**WHAT YOU WILL DO:**
The data below needs to be returned exactly, line for line.

Dataset rows describing interfaces
* * * *
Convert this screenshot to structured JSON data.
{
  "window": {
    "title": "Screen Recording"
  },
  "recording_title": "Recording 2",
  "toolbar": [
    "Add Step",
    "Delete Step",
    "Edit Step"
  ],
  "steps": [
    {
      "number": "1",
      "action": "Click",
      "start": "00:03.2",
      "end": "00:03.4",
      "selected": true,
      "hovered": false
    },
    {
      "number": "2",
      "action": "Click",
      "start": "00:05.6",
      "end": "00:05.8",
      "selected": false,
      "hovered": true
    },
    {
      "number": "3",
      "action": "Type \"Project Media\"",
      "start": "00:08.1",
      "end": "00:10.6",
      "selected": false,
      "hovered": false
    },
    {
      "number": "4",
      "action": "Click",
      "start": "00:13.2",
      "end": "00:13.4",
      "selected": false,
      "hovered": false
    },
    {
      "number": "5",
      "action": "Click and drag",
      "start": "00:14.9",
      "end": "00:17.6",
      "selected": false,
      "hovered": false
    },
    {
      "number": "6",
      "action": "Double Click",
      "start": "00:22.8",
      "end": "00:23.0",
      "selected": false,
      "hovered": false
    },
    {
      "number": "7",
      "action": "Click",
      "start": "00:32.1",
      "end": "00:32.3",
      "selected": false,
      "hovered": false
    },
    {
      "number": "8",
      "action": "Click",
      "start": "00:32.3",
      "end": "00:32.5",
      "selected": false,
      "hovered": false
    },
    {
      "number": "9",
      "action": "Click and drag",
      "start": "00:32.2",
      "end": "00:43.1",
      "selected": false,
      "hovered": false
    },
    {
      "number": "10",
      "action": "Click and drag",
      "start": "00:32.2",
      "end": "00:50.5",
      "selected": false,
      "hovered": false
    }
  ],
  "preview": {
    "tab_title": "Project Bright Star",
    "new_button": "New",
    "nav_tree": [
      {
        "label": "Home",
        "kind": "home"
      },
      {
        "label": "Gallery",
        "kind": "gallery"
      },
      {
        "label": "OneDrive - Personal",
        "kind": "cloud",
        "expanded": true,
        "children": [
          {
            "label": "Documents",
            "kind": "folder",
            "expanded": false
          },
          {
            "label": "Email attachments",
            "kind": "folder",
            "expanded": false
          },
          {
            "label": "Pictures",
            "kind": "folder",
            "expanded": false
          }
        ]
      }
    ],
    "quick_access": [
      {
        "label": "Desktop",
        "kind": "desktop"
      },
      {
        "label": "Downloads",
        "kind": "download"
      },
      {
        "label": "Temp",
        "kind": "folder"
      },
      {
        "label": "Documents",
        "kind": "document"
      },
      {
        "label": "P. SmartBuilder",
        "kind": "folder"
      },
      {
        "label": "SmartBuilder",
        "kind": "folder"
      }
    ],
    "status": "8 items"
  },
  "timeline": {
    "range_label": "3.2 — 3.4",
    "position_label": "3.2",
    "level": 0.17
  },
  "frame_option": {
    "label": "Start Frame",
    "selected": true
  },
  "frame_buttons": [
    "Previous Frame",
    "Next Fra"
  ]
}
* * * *
**EXERCISE RESULT:**
Convert this screenshot to structured JSON data.
{
  "window": {
    "title": "Screen Recording"
  },
  "recording_title": "Recording 2",
  "toolbar": [
    "Add Step",
    "Delete Step",
    "Edit Step"
  ],
  "steps": [
    {
      "number": "1",
      "action": "Click",
      "start": "00:03.2",
      "end": "00:03.4",
      "selected": true,
      "hovered": false
    },
    {
      "number": "2",
      "action": "Click",
      "start": "00:05.6",
      "end": "00:05.8",
      "selected": false,
      "hovered": true
    },
    {
      "number": "3",
      "action": "Type \"Project Media\"",
      "start": "00:08.1",
      "end": "00:10.6",
      "selected": false,
      "hovered": false
    },
    {
      "number": "4",
      "action": "Click",
      "start": "00:13.2",
      "end": "00:13.4",
      "selected": false,
      "hovered": false
    },
    {
      "number": "5",
      "action": "Click and drag",
      "start": "00:14.9",
      "end": "00:17.6",
      "selected": false,
      "hovered": false
    },
    {
      "number": "6",
      "action": "Double Click",
      "start": "00:22.8",
      "end": "00:23.0",
      "selected": false,
      "hovered": false
    },
    {
      "number": "7",
      "action": "Click",
      "start": "00:32.1",
      "end": "00:32.3",
      "selected": false,
      "hovered": false
    },
    {
      "number": "8",
      "action": "Click",
      "start": "00:32.3",
      "end": "00:32.5",
      "selected": false,
      "hovered": false
    },
    {
      "number": "9",
      "action": "Click and drag",
      "start": "00:32.2",
      "end": "00:43.1",
      "selected": false,
      "hovered": false
    },
    {
      "number": "10",
      "action": "Click and drag",
      "start": "00:32.2",
      "end": "00:50.5",
      "selected": false,
      "hovered": false
    }
  ],
  "preview": {
    "tab_title": "Project Bright Star",
    "new_button": "New",
    "nav_tree": [
      {
        "label": "Home",
        "kind": "home"
      },
      {
        "label": "Gallery",
        "kind": "gallery"
      },
      {
        "label": "OneDrive - Personal",
        "kind": "cloud",
        "expanded": true,
        "children": [
          {
            "label": "Documents",
            "kind": "folder",
            "expanded": false
          },
          {
            "label": "Email attachments",
            "kind": "folder",
            "expanded": false
          },
          {
            "label": "Pictures",
            "kind": "folder",
            "expanded": false
          }
        ]
      }
    ],
    "quick_access": [
      {
        "label": "Desktop",
        "kind": "desktop"
      },
      {
        "label": "Downloads",
        "kind": "download"
      },
      {
        "label": "Temp",
        "kind": "folder"
      },
      {
        "label": "Documents",
        "kind": "document"
      },
      {
        "label": "P. SmartBuilder",
        "kind": "folder"
      },
      {
        "label": "SmartBuilder",
        "kind": "folder"
      }
    ],
    "status": "8 items"
  },
  "timeline": {
    "range_label": "3.2 — 3.4",
    "position_label": "3.2",
    "level": 0.17
  },
  "frame_option": {
    "label": "Start Frame",
    "selected": true
  },
  "frame_buttons": [
    "Previous Frame",
    "Next Fra"
  ]
}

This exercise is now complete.